Kat: Breakfast! Once I started staying at a hotel that had complimentary breakfast, my con life was completely changed. Don’t be afraid to take breaks and maybe even miss a panel because you need to recharge.

Jamie: The same advice my blogsisters have given, plus the link to the wiki survival guide I’ve contributed to for years. It’s also got contributions from other long term con-goers. It’s got a lot of details, tips and tricks that a newbie might not consider in the excitement of all the stuff ready to see and do and experience!  Also, from my brother: if you want to see the Aquarium, come before the con, or stay after. But don’t go on Dragon Con night because it’s too rushed and you can’t enjoy it at your own pace. Also: if money is a concern, consider volunteering as con staff. Your badge is comped and you only have to give 4 hours out of each con day to the con in exchange.

Free space — any last thoughts on the con?

Jamie: I love Dragon Con. I’d have to in order to attend 12 years in a row, with increasing ticket prices and crowds. I continue to look forward to it every year. Dragon Con is part of my anniversary celebration!

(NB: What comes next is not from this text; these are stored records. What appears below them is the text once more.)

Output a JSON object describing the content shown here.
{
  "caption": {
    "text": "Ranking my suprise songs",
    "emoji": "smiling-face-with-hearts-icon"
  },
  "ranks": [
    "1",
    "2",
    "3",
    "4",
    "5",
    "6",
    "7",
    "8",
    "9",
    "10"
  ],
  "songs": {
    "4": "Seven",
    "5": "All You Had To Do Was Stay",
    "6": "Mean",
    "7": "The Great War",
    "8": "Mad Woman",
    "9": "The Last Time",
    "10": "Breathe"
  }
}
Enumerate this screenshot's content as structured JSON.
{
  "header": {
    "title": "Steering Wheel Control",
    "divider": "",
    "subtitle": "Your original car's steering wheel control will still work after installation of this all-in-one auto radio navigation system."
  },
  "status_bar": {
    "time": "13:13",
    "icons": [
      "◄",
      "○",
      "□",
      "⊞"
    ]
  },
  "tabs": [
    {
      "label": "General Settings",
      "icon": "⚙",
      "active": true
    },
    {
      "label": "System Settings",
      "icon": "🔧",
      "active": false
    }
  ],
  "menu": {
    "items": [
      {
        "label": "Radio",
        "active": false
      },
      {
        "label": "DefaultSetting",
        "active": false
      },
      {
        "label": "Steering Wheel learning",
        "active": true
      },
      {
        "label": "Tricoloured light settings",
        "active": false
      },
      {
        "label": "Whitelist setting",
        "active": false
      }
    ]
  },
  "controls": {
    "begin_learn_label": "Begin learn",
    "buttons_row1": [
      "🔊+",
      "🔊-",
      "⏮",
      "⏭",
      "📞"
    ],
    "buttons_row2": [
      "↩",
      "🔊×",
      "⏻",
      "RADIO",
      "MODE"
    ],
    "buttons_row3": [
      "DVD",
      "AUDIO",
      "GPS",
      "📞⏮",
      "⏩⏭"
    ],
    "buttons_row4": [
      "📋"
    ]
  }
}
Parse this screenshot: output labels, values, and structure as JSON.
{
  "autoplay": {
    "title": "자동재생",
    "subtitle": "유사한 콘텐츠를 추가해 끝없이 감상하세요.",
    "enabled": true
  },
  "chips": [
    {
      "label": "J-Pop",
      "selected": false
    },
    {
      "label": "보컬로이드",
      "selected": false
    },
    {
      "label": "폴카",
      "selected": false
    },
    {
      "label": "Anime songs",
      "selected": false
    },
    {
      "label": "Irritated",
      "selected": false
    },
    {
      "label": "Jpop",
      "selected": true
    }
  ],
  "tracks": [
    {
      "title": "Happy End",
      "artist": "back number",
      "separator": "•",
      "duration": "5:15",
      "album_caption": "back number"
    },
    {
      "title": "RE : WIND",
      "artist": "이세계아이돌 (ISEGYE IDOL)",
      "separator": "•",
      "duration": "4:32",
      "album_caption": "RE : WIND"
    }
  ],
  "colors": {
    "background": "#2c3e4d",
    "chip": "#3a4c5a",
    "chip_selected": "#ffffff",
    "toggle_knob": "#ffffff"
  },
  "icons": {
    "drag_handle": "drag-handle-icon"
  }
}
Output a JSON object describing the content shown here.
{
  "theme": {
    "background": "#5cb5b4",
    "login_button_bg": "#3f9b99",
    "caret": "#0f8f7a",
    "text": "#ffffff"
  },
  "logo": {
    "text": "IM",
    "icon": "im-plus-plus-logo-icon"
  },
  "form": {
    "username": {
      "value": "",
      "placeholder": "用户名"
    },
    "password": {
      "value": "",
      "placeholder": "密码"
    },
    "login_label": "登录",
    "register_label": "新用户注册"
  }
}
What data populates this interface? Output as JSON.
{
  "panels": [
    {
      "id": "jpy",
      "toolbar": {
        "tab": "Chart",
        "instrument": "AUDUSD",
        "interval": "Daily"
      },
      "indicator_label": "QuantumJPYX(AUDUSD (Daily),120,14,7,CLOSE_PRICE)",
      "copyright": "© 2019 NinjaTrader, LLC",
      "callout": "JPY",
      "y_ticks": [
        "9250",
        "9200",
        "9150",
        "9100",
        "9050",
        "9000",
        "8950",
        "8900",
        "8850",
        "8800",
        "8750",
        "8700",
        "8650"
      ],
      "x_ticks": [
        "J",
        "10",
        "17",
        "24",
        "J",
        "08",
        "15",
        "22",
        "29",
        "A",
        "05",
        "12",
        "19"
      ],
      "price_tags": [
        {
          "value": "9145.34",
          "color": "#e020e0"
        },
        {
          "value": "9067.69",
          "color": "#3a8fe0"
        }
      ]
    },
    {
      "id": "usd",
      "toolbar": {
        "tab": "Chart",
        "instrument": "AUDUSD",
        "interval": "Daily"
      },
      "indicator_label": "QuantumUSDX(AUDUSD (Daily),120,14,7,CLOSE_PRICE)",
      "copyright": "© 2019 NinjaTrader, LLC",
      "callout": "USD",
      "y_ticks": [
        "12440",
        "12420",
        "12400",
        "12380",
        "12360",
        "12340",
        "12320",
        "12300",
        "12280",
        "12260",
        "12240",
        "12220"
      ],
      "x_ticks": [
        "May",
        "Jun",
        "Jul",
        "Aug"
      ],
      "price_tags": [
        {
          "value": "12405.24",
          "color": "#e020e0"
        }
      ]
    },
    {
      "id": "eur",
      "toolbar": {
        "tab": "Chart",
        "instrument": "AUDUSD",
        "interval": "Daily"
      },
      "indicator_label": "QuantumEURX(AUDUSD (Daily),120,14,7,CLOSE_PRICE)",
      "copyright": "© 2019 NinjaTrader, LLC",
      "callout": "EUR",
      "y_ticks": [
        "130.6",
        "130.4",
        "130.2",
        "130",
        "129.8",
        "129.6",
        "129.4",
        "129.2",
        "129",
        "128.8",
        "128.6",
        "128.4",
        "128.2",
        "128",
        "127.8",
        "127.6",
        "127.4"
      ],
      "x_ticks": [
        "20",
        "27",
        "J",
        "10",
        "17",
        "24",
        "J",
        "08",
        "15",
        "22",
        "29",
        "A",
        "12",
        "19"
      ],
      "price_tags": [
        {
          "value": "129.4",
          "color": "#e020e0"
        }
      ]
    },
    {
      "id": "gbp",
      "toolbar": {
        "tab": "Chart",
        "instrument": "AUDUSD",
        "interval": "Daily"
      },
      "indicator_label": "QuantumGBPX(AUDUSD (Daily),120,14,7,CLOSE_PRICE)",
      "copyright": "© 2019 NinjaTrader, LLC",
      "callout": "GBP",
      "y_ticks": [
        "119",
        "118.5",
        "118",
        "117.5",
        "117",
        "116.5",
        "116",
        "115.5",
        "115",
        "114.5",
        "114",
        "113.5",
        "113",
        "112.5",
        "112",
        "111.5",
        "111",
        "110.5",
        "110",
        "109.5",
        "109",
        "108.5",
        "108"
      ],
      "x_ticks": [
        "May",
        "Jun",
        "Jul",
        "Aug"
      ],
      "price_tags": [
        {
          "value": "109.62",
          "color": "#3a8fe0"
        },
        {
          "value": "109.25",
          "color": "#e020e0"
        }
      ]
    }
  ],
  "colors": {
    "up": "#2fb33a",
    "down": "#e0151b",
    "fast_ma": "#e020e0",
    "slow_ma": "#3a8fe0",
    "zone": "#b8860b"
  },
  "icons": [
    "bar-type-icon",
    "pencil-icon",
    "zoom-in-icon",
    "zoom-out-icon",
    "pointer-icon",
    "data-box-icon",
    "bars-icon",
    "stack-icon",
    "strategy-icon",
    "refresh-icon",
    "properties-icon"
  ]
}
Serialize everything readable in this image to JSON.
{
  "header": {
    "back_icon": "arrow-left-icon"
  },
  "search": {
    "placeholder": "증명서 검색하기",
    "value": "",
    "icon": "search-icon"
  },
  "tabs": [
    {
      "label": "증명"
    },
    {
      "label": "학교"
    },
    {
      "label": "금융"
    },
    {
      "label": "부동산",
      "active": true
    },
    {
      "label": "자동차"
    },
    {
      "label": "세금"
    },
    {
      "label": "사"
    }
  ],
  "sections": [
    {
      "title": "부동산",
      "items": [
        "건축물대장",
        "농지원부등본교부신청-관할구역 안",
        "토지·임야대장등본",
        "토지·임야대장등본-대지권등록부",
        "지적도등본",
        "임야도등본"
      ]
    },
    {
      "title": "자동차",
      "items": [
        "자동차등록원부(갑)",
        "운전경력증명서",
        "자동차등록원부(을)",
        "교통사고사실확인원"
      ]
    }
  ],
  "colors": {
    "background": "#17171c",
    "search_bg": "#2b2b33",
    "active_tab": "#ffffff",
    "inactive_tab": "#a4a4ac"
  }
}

But you can love something and still want to see it be greater than it is. So: Room for improvement? The crowding really needs to be addressed. If the con keeps growing like it has over the past few years, and there’s every sign it will — they are going to outgrow the hotels. They’re already busting the hotels at the seams as it is. The panel I went to for YA was packed to standing room only, and so were all the animation panels. My partner and roommates report similar experiences, and my blogsisters’ remarks above about giving yourself half an hour to get anywhere (if you’re on foot rather than wheels like I was) indicate the crowding is becoming too unwieldy!

Also: I really want the diversity in tracks and panels to be more than lip service. There was a panel about women in comics that was one guy as the only panelist. One. guy. Come on, Dragon Con, it is 2017, and this is not a new conversation. Other cons have taken lumps for this kind of weak response to demands for diversity, time for Dragon Con to take theirs. There was also a race panel that was way late at night, as if it was not a suitable subject for family con hours.

I’ve heard for years that compared to other cons, Dragon Con is not webcomics friendly. I love Jennie Breeden, Bill Holbrook and the other regulars as much as anyone else, but that panel has been the same 5-7 people for at least 5 years. You’re bringing in huge crowds with new people every year. Appeal to the new people. Expand the Comics and Pop Art track to include webcomics. Do you have any idea how many more people would attend Dragon Con if you invited talents like Gisele Lagacé, Pascalle Lepas, Jeph Jacques, and Molly Ostengren just for starters? If Dragon Con is getting feedback about being not ____ friendly, that’s an opportunity for a new panel or track!